Records for the task
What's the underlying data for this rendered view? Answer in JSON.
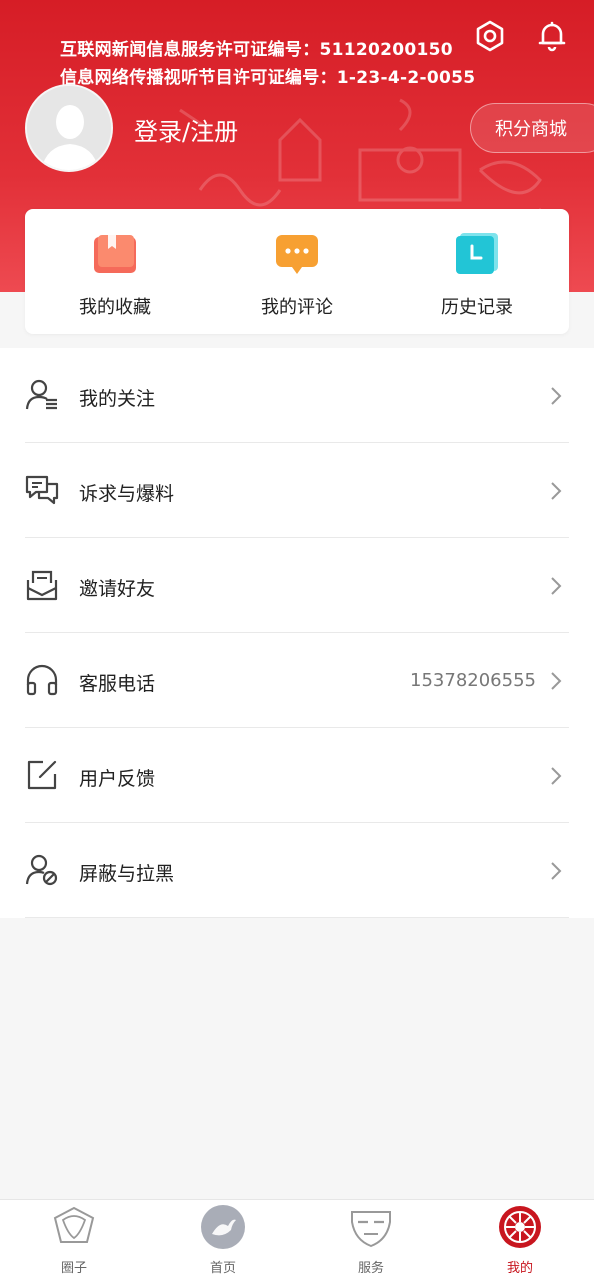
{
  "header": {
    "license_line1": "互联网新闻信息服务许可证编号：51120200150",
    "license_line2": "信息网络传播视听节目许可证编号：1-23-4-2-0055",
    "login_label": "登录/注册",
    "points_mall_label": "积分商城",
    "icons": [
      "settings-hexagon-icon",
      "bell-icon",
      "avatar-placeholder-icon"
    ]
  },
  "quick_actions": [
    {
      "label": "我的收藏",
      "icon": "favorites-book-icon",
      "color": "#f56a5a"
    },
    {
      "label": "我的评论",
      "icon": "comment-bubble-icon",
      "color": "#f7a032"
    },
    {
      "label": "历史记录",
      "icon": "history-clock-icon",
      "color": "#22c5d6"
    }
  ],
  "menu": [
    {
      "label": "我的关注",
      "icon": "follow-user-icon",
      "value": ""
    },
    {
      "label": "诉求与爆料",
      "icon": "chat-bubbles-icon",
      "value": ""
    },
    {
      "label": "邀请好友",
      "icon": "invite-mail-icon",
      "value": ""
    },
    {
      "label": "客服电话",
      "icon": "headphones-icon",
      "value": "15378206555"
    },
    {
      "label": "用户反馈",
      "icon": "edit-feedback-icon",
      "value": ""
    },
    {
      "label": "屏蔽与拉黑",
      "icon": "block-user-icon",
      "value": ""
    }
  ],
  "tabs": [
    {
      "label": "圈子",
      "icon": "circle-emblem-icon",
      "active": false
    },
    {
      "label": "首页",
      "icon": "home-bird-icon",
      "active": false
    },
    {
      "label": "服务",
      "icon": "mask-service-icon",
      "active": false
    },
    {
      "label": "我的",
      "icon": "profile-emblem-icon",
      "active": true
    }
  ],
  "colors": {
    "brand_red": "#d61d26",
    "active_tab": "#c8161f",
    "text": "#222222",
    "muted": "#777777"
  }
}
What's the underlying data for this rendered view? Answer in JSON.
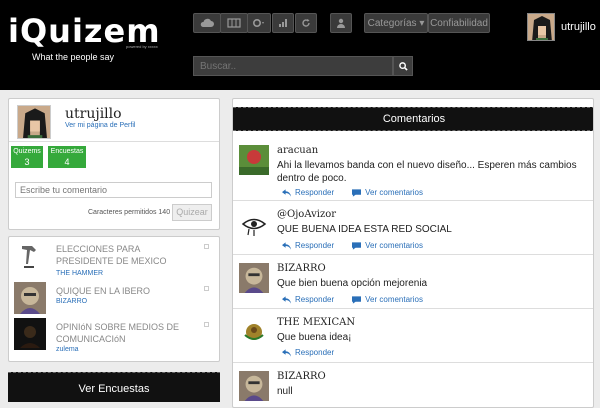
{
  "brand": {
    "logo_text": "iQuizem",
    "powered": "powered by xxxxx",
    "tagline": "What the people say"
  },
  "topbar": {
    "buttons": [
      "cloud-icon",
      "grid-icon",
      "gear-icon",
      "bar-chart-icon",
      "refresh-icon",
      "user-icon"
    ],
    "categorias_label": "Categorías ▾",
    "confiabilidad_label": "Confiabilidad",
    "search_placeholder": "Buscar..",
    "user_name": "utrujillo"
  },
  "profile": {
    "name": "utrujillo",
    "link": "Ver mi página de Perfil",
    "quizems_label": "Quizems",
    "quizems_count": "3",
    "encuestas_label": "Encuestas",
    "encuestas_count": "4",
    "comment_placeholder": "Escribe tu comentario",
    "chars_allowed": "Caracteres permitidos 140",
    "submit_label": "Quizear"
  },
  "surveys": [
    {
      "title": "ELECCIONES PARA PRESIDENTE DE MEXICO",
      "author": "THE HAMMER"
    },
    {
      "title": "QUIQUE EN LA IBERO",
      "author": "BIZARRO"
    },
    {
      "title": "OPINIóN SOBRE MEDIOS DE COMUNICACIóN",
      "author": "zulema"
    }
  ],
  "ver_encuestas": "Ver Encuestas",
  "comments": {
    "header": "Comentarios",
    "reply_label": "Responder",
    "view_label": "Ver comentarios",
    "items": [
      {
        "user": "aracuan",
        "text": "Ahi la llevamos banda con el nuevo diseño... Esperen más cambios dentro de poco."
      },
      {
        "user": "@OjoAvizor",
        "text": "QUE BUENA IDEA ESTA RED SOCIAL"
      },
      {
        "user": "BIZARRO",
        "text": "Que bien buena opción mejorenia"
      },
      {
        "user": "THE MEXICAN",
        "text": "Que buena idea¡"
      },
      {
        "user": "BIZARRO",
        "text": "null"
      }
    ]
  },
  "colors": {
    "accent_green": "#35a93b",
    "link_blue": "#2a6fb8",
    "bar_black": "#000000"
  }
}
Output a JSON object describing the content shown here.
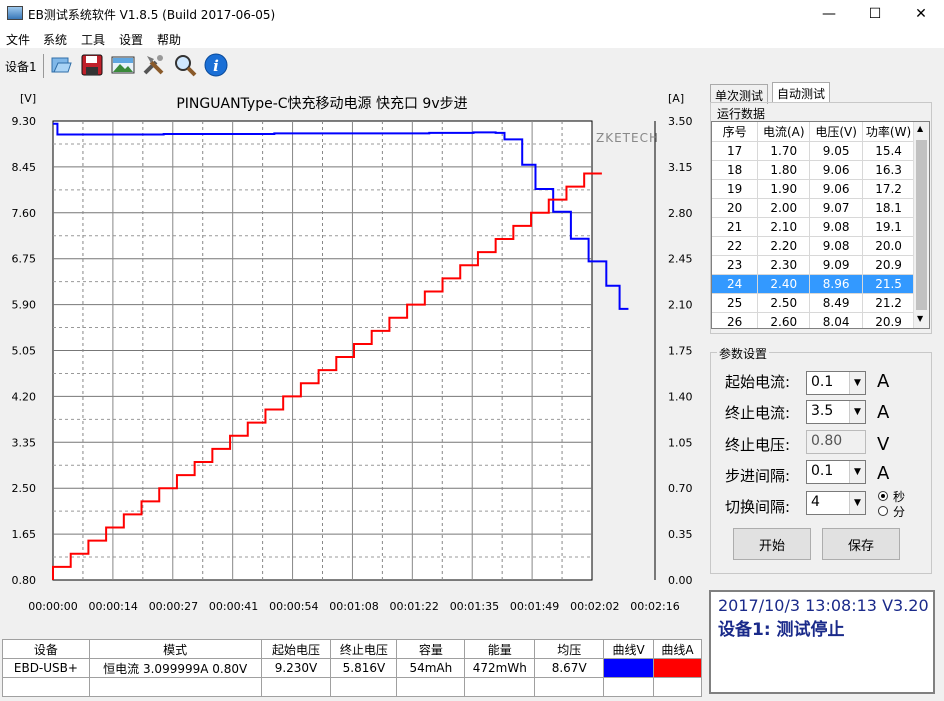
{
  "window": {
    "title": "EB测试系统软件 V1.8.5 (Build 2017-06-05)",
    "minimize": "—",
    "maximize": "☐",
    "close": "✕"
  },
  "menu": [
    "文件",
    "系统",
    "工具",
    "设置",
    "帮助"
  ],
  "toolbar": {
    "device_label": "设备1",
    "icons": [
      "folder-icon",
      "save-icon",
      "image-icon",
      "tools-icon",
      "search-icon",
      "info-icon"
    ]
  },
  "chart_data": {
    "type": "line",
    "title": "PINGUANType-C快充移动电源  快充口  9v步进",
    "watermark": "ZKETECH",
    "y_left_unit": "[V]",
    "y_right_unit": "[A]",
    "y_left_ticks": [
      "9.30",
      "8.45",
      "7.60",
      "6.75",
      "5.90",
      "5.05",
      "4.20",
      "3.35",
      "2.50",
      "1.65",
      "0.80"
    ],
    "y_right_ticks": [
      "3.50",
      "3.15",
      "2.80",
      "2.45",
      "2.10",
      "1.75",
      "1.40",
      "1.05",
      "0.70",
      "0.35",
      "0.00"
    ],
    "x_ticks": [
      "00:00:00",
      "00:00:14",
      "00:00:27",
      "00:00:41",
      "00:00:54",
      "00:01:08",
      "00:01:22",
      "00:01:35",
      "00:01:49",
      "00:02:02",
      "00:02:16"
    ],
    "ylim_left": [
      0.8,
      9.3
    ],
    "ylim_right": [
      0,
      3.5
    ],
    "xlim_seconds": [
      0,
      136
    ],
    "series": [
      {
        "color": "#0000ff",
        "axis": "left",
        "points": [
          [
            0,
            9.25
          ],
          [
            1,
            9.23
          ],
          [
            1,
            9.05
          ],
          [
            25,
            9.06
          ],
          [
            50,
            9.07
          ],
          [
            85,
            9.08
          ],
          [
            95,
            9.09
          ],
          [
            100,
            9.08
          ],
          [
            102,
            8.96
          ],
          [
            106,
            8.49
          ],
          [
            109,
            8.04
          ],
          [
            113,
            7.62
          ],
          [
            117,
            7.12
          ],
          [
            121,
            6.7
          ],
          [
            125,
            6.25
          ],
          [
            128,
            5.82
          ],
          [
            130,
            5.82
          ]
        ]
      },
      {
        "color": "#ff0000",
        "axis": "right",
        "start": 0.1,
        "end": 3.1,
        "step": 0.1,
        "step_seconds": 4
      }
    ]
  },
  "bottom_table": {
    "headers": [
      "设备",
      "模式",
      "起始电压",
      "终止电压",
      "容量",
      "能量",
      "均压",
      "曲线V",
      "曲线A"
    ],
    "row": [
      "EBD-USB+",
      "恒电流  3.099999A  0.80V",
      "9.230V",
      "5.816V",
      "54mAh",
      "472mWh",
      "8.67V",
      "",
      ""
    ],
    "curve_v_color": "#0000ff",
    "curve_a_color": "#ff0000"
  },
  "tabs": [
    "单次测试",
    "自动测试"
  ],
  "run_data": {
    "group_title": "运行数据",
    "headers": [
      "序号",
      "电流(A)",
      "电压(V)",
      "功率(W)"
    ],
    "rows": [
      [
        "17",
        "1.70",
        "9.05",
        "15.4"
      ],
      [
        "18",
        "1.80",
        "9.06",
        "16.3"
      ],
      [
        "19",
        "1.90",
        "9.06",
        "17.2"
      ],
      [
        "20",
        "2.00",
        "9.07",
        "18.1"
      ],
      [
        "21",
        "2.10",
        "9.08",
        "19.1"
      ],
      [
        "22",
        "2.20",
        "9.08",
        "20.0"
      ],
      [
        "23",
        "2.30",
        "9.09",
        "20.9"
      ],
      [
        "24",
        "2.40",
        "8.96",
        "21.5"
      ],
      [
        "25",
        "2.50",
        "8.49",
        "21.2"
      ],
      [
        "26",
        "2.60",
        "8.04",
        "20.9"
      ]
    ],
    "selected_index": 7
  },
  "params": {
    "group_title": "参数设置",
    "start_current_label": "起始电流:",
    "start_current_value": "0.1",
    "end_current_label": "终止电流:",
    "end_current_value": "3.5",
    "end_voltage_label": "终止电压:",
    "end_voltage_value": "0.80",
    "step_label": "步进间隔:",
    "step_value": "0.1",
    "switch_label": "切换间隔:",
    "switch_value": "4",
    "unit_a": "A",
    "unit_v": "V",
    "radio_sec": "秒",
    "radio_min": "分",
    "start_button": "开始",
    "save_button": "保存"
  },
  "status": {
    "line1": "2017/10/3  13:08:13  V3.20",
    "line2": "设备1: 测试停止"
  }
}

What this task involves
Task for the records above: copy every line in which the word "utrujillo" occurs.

Answer section
    "user_name": "utrujillo"
    "name": "utrujillo",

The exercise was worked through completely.